The second part of the book pales in comparison to the first, but anything would. I don’t think Barker actually knew what he’d struck on with the Cenobites. The second half of the book (pages 20-164) in my edition deals with Frank from the first part, who’s now stuck between dimensions. An unhappy wife discovers that she can use blood to bring him back to the land of the living, but doing so might catch the attention of the Cenobites.

Barker isn’t able to keep up the intensity through the second half, and I (at least) kept impatiently waiting for the Cenobites to returnWhen they do, they don’t do much. Still, as a psychological horror study, it’s a solid work. 9/10.

Scope: This is a Hell comes to Earth book, not a humans go to Hell book, so the scope is pretty small. The demons aren’t really running amuck and wrecking things. In the first part, though, we get some good glimpses of cosmic horror, and there is a scope of evil in the Cenobites that keeps this from being a small book. 7/10.

Horror: Truly a terrifying work. Pinhead, who plays only a small role in this, is the perfect embodiment of the order, chaos, and suffering of Hell all in one. Take a look at this initial description:

Every inch of its head had been tattooed with an intricate grid, and at every intersection of horizontal and vertical axes a jeweled pin driven through to the bone. Its tongue was similarly decorated. “Do you even know who we are?” it asked.

You’ve got elegance and menace at the same time. The images may seems a little familiar now, and thus blunted, but there’s enough horror and gore here to keep anyone entertained. 10/10.

Originality: How often does anyone create a horror figure icon in their writing? Pinhead may not be Frankenstein’s monster or Dracula, but he’s damn close. 10/10.

Enjoyability: The first 20 pages are a clear 10/10, then the novel is only an interesting 8/10. So 9/10 total.

Total: 45/50, a clear classic of Hell literature. A must-read for anyone even vaguely interested in the demonic.
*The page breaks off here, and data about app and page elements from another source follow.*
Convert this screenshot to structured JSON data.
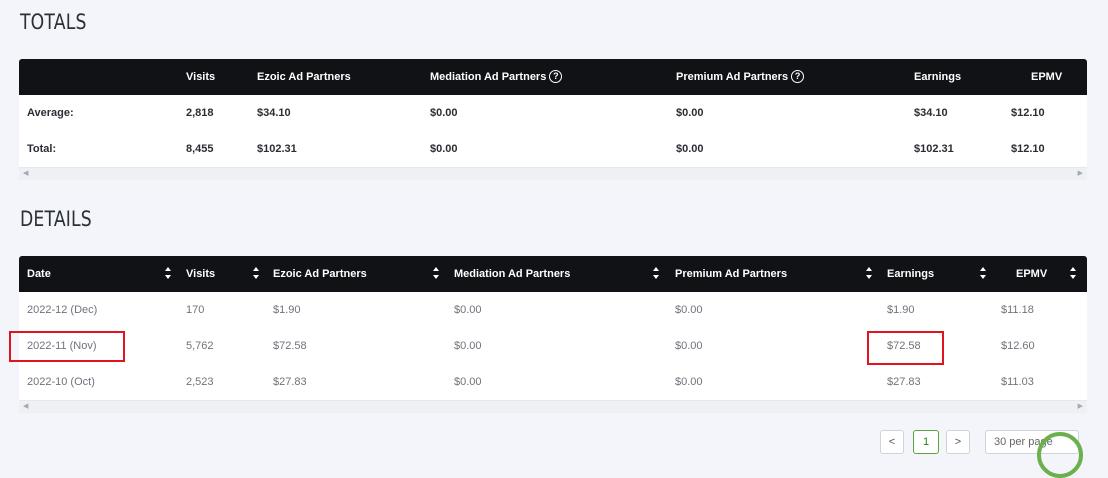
{
  "totals": {
    "title": "TOTALS",
    "headers": [
      "",
      "Visits",
      "Ezoic Ad Partners",
      "Mediation Ad Partners",
      "Premium Ad Partners",
      "Earnings",
      "EPMV"
    ],
    "rows": [
      {
        "label": "Average:",
        "visits": "2,818",
        "ezoic": "$34.10",
        "mediation": "$0.00",
        "premium": "$0.00",
        "earnings": "$34.10",
        "epmv": "$12.10"
      },
      {
        "label": "Total:",
        "visits": "8,455",
        "ezoic": "$102.31",
        "mediation": "$0.00",
        "premium": "$0.00",
        "earnings": "$102.31",
        "epmv": "$12.10"
      }
    ]
  },
  "details": {
    "title": "DETAILS",
    "headers": [
      "Date",
      "Visits",
      "Ezoic Ad Partners",
      "Mediation Ad Partners",
      "Premium Ad Partners",
      "Earnings",
      "EPMV"
    ],
    "rows": [
      {
        "date": "2022-12 (Dec)",
        "visits": "170",
        "ezoic": "$1.90",
        "mediation": "$0.00",
        "premium": "$0.00",
        "earnings": "$1.90",
        "epmv": "$11.18"
      },
      {
        "date": "2022-11 (Nov)",
        "visits": "5,762",
        "ezoic": "$72.58",
        "mediation": "$0.00",
        "premium": "$0.00",
        "earnings": "$72.58",
        "epmv": "$12.60"
      },
      {
        "date": "2022-10 (Oct)",
        "visits": "2,523",
        "ezoic": "$27.83",
        "mediation": "$0.00",
        "premium": "$0.00",
        "earnings": "$27.83",
        "epmv": "$11.03"
      }
    ]
  },
  "pagination": {
    "prev": "<",
    "page": "1",
    "next": ">",
    "per_page": "30 per page"
  },
  "icons": {
    "help": "question-circle-icon",
    "sort": "sort-icon",
    "scroll_left": "arrow-left-icon",
    "scroll_right": "arrow-right-icon"
  },
  "colors": {
    "header_bg": "#111216",
    "highlight": "#e0141c",
    "accent": "#6ab04c"
  }
}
Other Takes: The Hellbound Heart is an older book, so there aren’t as many internet reviews to read. Here’s a sampling:
Nite Owl Jr
Phil Slattery’s Art of Horror Part 2
King of the Nerds
Nerds of Gore
Horror Novel Reviews

Overall positive, although a couple readers found the novella length a little awkward. For the most part, though, everyone agrees that this is a horror classic.